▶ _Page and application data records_
━━━━━━━━━━━━━━━━━━━━
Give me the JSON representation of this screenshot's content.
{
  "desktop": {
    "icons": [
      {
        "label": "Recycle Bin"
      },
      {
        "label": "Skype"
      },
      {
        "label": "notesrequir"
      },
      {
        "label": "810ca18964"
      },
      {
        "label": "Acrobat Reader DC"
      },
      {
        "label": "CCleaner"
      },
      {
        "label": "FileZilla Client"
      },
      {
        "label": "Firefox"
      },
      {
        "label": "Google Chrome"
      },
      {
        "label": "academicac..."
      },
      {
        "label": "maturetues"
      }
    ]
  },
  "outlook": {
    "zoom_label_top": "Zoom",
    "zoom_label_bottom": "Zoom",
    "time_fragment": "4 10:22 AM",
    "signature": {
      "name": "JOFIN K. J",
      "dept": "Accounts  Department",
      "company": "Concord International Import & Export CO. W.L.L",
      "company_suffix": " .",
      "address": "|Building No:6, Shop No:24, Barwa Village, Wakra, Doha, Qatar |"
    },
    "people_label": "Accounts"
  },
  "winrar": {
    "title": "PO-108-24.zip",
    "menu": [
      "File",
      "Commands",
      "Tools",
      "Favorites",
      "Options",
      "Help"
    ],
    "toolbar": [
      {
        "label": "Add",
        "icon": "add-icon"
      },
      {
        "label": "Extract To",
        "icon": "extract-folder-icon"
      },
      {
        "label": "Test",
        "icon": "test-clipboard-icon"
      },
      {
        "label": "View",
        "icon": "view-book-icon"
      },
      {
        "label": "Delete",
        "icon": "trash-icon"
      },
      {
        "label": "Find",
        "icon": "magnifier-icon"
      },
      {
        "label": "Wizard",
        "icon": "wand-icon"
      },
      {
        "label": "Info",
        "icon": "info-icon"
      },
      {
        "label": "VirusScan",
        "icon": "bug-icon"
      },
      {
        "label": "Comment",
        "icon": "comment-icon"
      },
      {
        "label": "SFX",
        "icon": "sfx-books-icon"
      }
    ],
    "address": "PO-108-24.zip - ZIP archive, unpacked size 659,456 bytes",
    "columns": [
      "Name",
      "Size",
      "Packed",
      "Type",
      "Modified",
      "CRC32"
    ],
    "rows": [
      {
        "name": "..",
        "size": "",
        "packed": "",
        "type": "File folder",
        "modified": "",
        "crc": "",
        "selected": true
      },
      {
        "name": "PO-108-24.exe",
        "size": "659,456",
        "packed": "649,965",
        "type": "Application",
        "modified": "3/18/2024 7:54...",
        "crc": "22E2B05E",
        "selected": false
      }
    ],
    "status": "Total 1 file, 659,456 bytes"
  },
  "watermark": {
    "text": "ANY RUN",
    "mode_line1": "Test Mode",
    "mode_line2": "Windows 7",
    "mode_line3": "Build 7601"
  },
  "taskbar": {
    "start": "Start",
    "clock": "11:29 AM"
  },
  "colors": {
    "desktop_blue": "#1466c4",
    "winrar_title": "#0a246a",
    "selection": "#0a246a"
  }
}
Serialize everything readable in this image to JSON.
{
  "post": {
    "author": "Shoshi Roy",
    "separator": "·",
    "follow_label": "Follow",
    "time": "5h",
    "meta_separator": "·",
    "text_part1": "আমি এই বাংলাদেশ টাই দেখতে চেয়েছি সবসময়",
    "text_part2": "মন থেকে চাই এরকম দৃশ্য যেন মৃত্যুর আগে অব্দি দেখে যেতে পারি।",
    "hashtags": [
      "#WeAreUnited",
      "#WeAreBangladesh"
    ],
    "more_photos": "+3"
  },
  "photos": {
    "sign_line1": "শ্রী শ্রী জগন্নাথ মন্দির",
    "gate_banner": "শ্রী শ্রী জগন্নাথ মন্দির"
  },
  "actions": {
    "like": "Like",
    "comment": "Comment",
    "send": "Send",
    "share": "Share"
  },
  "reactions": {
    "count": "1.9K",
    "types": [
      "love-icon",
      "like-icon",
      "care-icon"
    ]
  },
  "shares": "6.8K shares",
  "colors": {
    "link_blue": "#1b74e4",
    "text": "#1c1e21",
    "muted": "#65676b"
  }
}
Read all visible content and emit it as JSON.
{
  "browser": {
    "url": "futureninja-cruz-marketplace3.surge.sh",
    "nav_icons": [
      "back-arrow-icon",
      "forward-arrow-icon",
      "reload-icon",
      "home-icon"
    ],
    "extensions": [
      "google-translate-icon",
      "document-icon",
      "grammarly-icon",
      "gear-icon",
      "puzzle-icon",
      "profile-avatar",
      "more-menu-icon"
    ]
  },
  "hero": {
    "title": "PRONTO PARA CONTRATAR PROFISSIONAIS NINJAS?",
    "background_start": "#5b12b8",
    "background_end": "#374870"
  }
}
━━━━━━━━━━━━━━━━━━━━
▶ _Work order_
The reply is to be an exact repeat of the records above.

▶ _Expected answer_
Give me the JSON representation of this screenshot's content.
{
  "desktop": {
    "icons": [
      {
        "label": "Recycle Bin"
      },
      {
        "label": "Skype"
      },
      {
        "label": "notesrequir"
      },
      {
        "label": "810ca18964"
      },
      {
        "label": "Acrobat Reader DC"
      },
      {
        "label": "CCleaner"
      },
      {
        "label": "FileZilla Client"
      },
      {
        "label": "Firefox"
      },
      {
        "label": "Google Chrome"
      },
      {
        "label": "academicac..."
      },
      {
        "label": "maturetues"
      }
    ]
  },
  "outlook": {
    "zoom_label_top": "Zoom",
    "zoom_label_bottom": "Zoom",
    "time_fragment": "4 10:22 AM",
    "signature": {
      "name": "JOFIN K. J",
      "dept": "Accounts  Department",
      "company": "Concord International Import & Export CO. W.L.L",
      "company_suffix": " .",
      "address": "|Building No:6, Shop No:24, Barwa Village, Wakra, Doha, Qatar |"
    },
    "people_label": "Accounts"
  },
  "winrar": {
    "title": "PO-108-24.zip",
    "menu": [
      "File",
      "Commands",
      "Tools",
      "Favorites",
      "Options",
      "Help"
    ],
    "toolbar": [
      {
        "label": "Add",
        "icon": "add-icon"
      },
      {
        "label": "Extract To",
        "icon": "extract-folder-icon"
      },
      {
        "label": "Test",
        "icon": "test-clipboard-icon"
      },
      {
        "label": "View",
        "icon": "view-book-icon"
      },
      {
        "label": "Delete",
        "icon": "trash-icon"
      },
      {
        "label": "Find",
        "icon": "magnifier-icon"
      },
      {
        "label": "Wizard",
        "icon": "wand-icon"
      },
      {
        "label": "Info",
        "icon": "info-icon"
      },
      {
        "label": "VirusScan",
        "icon": "bug-icon"
      },
      {
        "label": "Comment",
        "icon": "comment-icon"
      },
      {
        "label": "SFX",
        "icon": "sfx-books-icon"
      }
    ],
    "address": "PO-108-24.zip - ZIP archive, unpacked size 659,456 bytes",
    "columns": [
      "Name",
      "Size",
      "Packed",
      "Type",
      "Modified",
      "CRC32"
    ],
    "rows": [
      {
        "name": "..",
        "size": "",
        "packed": "",
        "type": "File folder",
        "modified": "",
        "crc": "",
        "selected": true
      },
      {
        "name": "PO-108-24.exe",
        "size": "659,456",
        "packed": "649,965",
        "type": "Application",
        "modified": "3/18/2024 7:54...",
        "crc": "22E2B05E",
        "selected": false
      }
    ],
    "status": "Total 1 file, 659,456 bytes"
  },
  "watermark": {
    "text": "ANY RUN",
    "mode_line1": "Test Mode",
    "mode_line2": "Windows 7",
    "mode_line3": "Build 7601"
  },
  "taskbar": {
    "start": "Start",
    "clock": "11:29 AM"
  },
  "colors": {
    "desktop_blue": "#1466c4",
    "winrar_title": "#0a246a",
    "selection": "#0a246a"
  }
}
Serialize everything readable in this image to JSON.
{
  "post": {
    "author": "Shoshi Roy",
    "separator": "·",
    "follow_label": "Follow",
    "time": "5h",
    "meta_separator": "·",
    "text_part1": "আমি এই বাংলাদেশ টাই দেখতে চেয়েছি সবসময়",
    "text_part2": "মন থেকে চাই এরকম দৃশ্য যেন মৃত্যুর আগে অব্দি দেখে যেতে পারি।",
    "hashtags": [
      "#WeAreUnited",
      "#WeAreBangladesh"
    ],
    "more_photos": "+3"
  },
  "photos": {
    "sign_line1": "শ্রী শ্রী জগন্নাথ মন্দির",
    "gate_banner": "শ্রী শ্রী জগন্নাথ মন্দির"
  },
  "actions": {
    "like": "Like",
    "comment": "Comment",
    "send": "Send",
    "share": "Share"
  },
  "reactions": {
    "count": "1.9K",
    "types": [
      "love-icon",
      "like-icon",
      "care-icon"
    ]
  },
  "shares": "6.8K shares",
  "colors": {
    "link_blue": "#1b74e4",
    "text": "#1c1e21",
    "muted": "#65676b"
  }
}
Read all visible content and emit it as JSON.
{
  "browser": {
    "url": "futureninja-cruz-marketplace3.surge.sh",
    "nav_icons": [
      "back-arrow-icon",
      "forward-arrow-icon",
      "reload-icon",
      "home-icon"
    ],
    "extensions": [
      "google-translate-icon",
      "document-icon",
      "grammarly-icon",
      "gear-icon",
      "puzzle-icon",
      "profile-avatar",
      "more-menu-icon"
    ]
  },
  "hero": {
    "title": "PRONTO PARA CONTRATAR PROFISSIONAIS NINJAS?",
    "background_start": "#5b12b8",
    "background_end": "#374870"
  }
}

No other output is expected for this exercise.